In the present Indian context, a redefinition of unemployment is imperative. Employment cannot mean gainful engagement in an absolute sense. Due to conditions of the economy and the sharp intensification of inequality, unemployment is not only that jobs are lost in absolute terms, but incomes are also suffering decline to unsustainable levels. This is particularly true in the unorganised and informal sector. The massive reserve army of the unemployed is ensuring intensification of exploitation through rapid loss of incomes. This is particularly more so in the service sector.

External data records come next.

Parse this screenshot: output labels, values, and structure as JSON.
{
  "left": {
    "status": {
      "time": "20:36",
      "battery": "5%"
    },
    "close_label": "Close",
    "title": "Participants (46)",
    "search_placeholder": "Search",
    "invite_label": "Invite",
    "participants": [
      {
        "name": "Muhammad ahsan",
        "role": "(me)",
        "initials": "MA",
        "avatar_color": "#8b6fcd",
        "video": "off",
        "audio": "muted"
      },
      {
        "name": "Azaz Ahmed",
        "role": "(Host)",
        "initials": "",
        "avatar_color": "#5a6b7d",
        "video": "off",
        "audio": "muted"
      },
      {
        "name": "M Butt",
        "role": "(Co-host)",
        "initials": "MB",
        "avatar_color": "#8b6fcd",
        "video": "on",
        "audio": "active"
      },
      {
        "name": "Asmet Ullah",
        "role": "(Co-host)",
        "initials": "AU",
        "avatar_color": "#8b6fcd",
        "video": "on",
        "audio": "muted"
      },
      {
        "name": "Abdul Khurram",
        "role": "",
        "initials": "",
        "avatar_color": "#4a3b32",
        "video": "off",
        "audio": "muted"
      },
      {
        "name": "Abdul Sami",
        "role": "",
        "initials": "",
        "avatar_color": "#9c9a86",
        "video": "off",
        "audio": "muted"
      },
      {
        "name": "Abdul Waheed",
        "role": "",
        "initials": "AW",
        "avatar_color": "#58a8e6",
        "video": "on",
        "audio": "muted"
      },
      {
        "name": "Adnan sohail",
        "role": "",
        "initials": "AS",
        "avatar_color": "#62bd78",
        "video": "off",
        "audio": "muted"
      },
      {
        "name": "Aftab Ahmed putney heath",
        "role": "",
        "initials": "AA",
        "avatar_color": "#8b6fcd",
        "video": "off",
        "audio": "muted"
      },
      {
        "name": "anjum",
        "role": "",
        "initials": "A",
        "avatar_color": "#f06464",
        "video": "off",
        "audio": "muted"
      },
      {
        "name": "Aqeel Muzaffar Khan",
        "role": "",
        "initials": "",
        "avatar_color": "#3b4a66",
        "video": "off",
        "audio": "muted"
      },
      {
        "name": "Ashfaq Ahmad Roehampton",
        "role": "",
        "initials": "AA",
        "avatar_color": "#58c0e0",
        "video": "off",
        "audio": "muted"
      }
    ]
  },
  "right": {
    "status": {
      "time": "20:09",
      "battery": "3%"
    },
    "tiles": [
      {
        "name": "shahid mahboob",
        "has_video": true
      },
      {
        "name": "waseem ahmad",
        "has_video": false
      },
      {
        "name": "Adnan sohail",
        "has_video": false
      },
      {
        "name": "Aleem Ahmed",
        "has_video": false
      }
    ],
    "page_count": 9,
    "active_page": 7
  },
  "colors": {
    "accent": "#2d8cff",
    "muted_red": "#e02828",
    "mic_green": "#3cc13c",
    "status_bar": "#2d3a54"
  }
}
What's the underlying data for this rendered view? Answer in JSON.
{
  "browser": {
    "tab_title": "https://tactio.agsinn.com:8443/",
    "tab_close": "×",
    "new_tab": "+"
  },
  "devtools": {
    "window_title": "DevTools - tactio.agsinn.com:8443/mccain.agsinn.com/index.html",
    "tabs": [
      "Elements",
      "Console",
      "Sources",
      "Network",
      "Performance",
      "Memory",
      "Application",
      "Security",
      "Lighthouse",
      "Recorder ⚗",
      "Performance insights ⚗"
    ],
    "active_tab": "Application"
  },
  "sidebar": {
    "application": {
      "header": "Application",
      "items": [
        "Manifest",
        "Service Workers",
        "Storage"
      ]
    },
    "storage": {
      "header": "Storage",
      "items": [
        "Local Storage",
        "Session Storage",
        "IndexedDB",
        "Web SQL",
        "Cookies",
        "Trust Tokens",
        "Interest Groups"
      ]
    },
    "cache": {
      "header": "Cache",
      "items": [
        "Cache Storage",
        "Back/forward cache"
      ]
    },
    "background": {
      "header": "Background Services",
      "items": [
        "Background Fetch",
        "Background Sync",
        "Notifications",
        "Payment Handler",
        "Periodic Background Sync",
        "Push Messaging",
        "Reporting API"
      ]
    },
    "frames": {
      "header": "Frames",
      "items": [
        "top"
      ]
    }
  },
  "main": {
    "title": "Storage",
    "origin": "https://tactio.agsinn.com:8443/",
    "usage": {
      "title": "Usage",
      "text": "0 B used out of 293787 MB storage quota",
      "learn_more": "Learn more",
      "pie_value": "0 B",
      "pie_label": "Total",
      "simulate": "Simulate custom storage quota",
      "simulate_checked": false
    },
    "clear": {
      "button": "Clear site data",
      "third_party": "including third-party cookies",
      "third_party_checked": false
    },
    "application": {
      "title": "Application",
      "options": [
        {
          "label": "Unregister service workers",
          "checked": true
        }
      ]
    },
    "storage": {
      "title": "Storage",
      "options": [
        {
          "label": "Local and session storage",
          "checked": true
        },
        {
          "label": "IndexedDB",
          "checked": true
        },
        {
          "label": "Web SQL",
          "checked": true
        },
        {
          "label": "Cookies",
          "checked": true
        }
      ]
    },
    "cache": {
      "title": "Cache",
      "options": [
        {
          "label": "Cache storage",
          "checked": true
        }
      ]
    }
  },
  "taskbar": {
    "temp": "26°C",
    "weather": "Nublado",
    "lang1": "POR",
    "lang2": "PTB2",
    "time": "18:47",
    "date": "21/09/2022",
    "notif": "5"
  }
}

In this overall painful atmosphere, MGNREGS has been providing some relief and succour to those engaged for minimum livelihood support for survival. The MGNREGA was aimed at enhancing the livelihood security of households in rural areas of the country by providing at least 100 days of guaranteed wage employment.

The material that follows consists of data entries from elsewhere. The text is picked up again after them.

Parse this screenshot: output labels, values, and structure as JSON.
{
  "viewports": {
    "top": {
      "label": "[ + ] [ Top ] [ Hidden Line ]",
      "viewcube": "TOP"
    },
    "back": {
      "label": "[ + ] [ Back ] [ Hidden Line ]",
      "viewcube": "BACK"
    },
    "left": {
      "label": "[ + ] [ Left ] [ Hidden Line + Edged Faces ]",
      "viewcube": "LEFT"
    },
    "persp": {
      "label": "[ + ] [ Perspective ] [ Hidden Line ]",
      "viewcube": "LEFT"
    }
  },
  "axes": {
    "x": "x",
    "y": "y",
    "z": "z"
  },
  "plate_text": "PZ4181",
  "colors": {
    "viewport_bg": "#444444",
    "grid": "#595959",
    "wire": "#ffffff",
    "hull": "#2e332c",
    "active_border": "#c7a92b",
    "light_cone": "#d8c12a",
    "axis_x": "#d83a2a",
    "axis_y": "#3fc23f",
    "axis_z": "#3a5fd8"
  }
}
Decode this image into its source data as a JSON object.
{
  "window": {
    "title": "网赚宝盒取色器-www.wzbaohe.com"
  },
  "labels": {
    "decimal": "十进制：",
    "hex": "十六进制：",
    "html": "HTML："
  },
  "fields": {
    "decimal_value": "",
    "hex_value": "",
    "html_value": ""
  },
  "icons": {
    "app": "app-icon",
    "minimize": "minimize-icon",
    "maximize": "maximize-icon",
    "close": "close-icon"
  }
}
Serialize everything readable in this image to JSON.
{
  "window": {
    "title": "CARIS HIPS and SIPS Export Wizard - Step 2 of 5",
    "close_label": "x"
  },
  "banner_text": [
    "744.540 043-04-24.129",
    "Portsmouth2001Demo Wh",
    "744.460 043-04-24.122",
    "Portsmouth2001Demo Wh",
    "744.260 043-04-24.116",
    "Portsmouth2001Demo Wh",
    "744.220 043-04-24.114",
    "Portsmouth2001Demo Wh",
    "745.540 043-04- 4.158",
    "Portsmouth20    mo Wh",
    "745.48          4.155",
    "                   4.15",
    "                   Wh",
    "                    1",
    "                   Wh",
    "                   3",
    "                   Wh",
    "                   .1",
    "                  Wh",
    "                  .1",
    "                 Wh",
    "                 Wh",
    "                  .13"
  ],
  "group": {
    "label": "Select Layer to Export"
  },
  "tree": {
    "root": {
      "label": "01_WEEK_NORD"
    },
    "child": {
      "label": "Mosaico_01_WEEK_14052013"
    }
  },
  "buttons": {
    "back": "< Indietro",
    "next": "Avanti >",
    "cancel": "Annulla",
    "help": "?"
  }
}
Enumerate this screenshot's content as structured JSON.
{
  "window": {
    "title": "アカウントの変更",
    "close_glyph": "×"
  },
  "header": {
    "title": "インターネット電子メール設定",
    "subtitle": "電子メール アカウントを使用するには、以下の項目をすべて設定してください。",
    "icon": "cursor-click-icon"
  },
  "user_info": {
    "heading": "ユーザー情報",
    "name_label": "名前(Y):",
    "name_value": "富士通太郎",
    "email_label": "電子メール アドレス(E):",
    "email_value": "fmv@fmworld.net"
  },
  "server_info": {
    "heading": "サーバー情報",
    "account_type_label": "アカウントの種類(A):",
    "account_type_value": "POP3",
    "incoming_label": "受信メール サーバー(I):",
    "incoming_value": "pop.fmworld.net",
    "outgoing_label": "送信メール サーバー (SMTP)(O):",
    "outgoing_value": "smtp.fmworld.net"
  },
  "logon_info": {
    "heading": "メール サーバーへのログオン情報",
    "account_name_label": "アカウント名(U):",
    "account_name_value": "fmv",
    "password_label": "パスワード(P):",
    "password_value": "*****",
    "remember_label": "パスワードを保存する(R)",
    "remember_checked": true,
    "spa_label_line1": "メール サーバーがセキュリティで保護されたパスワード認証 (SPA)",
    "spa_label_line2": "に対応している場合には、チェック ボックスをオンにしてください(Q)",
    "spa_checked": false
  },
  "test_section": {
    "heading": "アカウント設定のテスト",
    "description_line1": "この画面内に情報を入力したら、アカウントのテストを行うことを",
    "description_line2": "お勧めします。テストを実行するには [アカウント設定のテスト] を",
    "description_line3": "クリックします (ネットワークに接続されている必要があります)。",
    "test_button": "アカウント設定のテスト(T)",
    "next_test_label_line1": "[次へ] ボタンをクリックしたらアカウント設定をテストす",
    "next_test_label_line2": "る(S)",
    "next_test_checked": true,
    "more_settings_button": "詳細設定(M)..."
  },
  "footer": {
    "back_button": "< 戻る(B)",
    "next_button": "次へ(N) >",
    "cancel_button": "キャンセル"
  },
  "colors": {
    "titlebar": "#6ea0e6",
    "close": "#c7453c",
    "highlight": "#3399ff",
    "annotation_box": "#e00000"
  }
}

But, the budget papers show that there has been a 25.51 per cent slash from the revised estimates of the current year in the allocation for MGNREGS for 22-23. This is on top of the government’s admission in the parliament that payment of workers’ wages to the tune of Rs 3,360 crore is pending.


With the multiple dimensions of rapid decline not just in absolute employment; but, lack of quality jobs, security of tenure, and the virtual non-existence of social security, the mad rush for secured government jobs are assuming the proportion of desperation.

It is in this background that the prime minister’s obnoxious claim in Lok Sabha debate that there is no crisis in employment underlines a certain note of betrayal. This claim and the attempt to apportion the blame on the opposition for the current mess is surely going to lead to very angry, if not, violent protests.

With the choice of politics of polarisation, hate and division, this is a grave threat to the very existence of the nation and the people. Certain immediate relief measures have become absolutely urgent. Strengthening and expanding the REGA, initiating a similar guaranteed employment scheme for urban areas, comprehensive social security legislation for unorganised and the informal sector should become a rallying point for creating a platform of youth and trade union organisations cutting across political and ideological differences. The experience of the SKM  to beat back the corporate takeover of agriculture should inform the future course of such a democratic and peaceful struggle on the question of employment. The manner of the struggle and the nature of the demands may not be necessarily similar but will depend on the concrete circumstances prevailing in different parts of the country.